Access to Paid Leave
City leaders have faced some of the greatest challenges brought on by COVID-19, but they now face some of the greatest opportunity.
Amidst an ongoing economic recovery and global health crisis, providing paid leave is a benefit for both businesses and families. Across the board, paid leave policies have found positive benefits. However, without federal support, the burden falls to local governments.
How can cities make it happen?
Salt Lake City is tackling issues of fresh and healthy food availability via the Resident Food Equity Advisors. Its goal is to help create an equitable community food system that increases access to healthy, organic, and culturally relevant foods for historically underrepresented and underserved communities. Over the course of a year, the Advisors worked in partnership with City staff to voice their concerns and help shape the City’s food policy agenda.

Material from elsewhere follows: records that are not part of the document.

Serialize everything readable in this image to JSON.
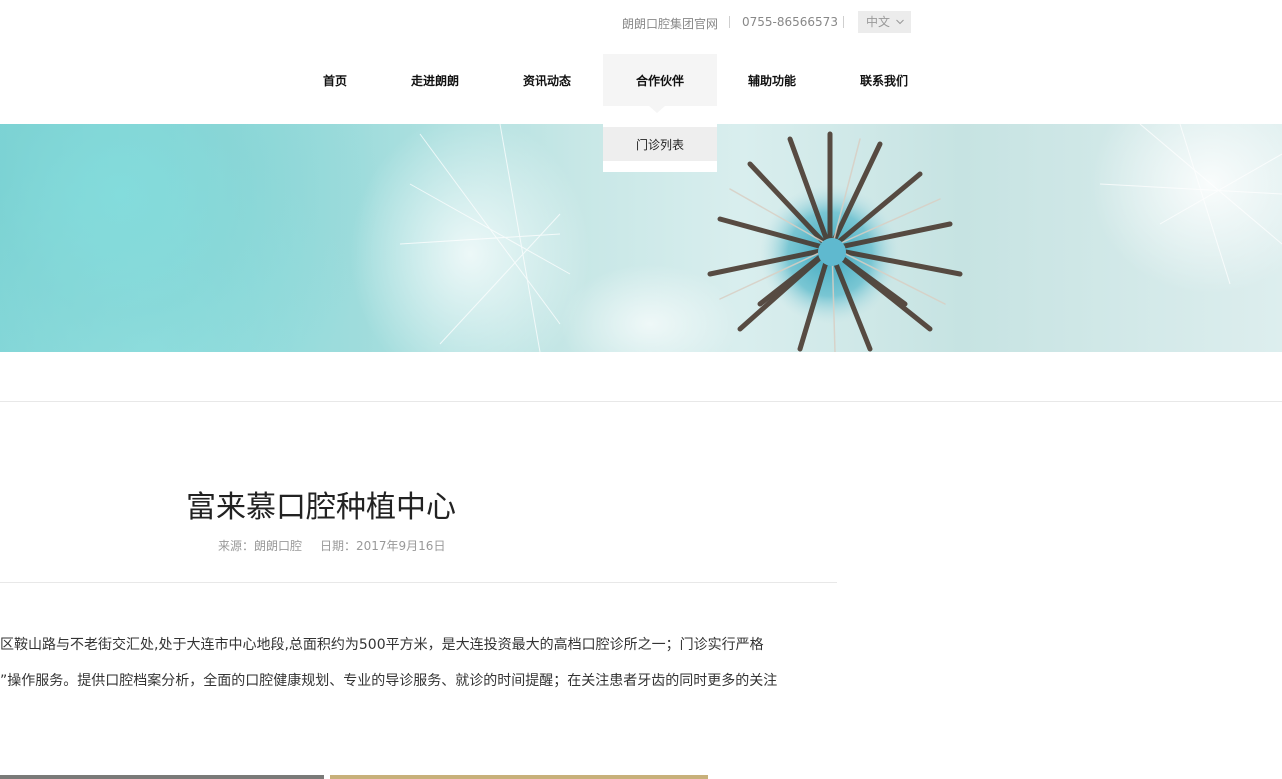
{
  "topbar": {
    "group_site": "朗朗口腔集团官网",
    "phone": "0755-86566573",
    "language": "中文"
  },
  "nav": {
    "items": [
      {
        "label": "首页"
      },
      {
        "label": "走进朗朗"
      },
      {
        "label": "资讯动态"
      },
      {
        "label": "合作伙伴"
      },
      {
        "label": "辅助功能"
      },
      {
        "label": "联系我们"
      }
    ],
    "active_index": 3,
    "dropdown": [
      {
        "label": "门诊列表"
      }
    ]
  },
  "article": {
    "title": "富来慕口腔种植中心",
    "source": "来源：朗朗口腔",
    "date": "日期：2017年9月16日",
    "paragraphs": [
      "岗区鞍山路与不老街交汇处,处于大连市中心地段,总面积约为500平方米，是大连投资最大的高档口腔诊所之一；门诊实行严格",
      "手”操作服务。提供口腔档案分析，全面的口腔健康规划、专业的导诊服务、就诊的时间提醒；在关注患者牙齿的同时更多的关注"
    ]
  },
  "colors": {
    "nav_active_bg": "#f5f5f5",
    "dropdown_item_bg": "#eeeeee",
    "banner_tone": "#8fd6d6"
  },
  "icons": {
    "language_dropdown": "chevron-down-icon"
  }
}
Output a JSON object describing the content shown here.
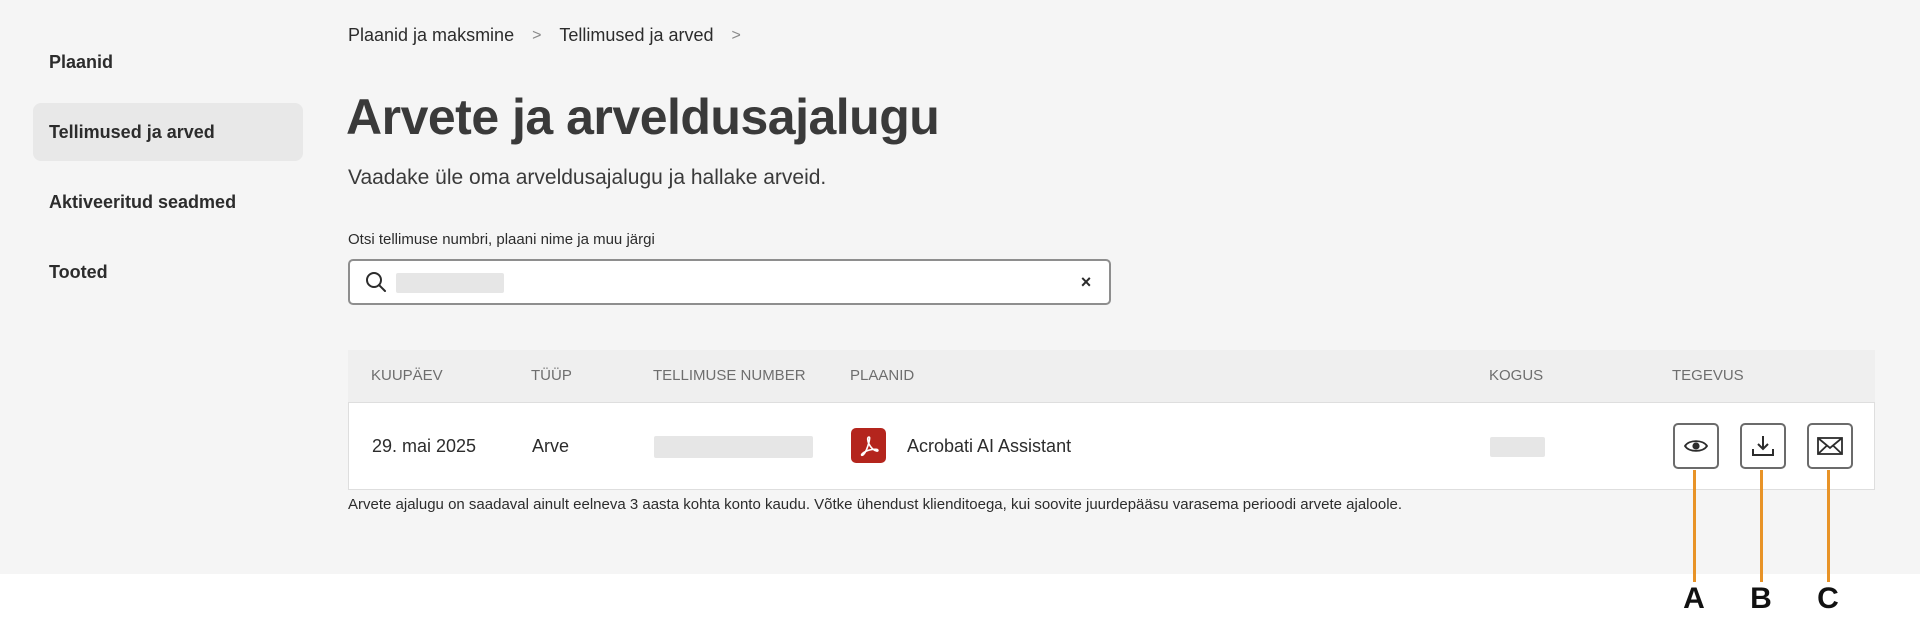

What can municipal governments (counties, cities and towns), still suffering from all the pain and disruption that COVID has brought to their communities and economies, do now to hasten their recovery and build resilience for the future, while also addressing past inequity? Here are seven essential steps to take, all proven, with real-world examples and implementation examples for each, that complement each other and can be done simultaneously.
The U.S. is among the most unequal societies in the world. To address these inequalities, city leaders, including mayors, should play a critical role in community wealth building. This brief profiles three cities, Nashville, Detroit, and Lafayette, LA, on the unique ways that leaders in these cities are building community wealth and their local democratic systems. City leaders, including mayors, are this brief’s intended audience. However, as highlighted in each example, this work requires multiple actors, including community organizers and developers. This brief is useful to anyone committed to equitable economic development in their community.
Aging water infrastructure systems, climate change, and the general rising cost of urban living mean that access to clean and affordable water is becoming a greater challenge. Cities and water utilities are increasingly faced with a major financial dilemma: increase rates to update infrastructure and price out ratepayers, or keep rates static at the expense of aging and failing infrastructure. At the fulcrum of this choice sits those most vulnerable to increases in rates: low-to-moderate income households, which are disproportionately made up of women and/or people of color.
From climate change to outdated infrastructure to lack of federal support, city leaders face more pressure than ever to provide affordable and safe water to residents. Mayors and city leaders need the resources to plan for and improve and maintain public water systems. This report outlines concrete actions a city can take to keep control of its water systems and provides a background to understanding the complexity of public water systems and their current challenges. The solutions for managing robust public systems include topics such as: integrating management approaches for water with other goals; engaging the public in conversations about this valuable resource; promoting affordability of water services; among many more.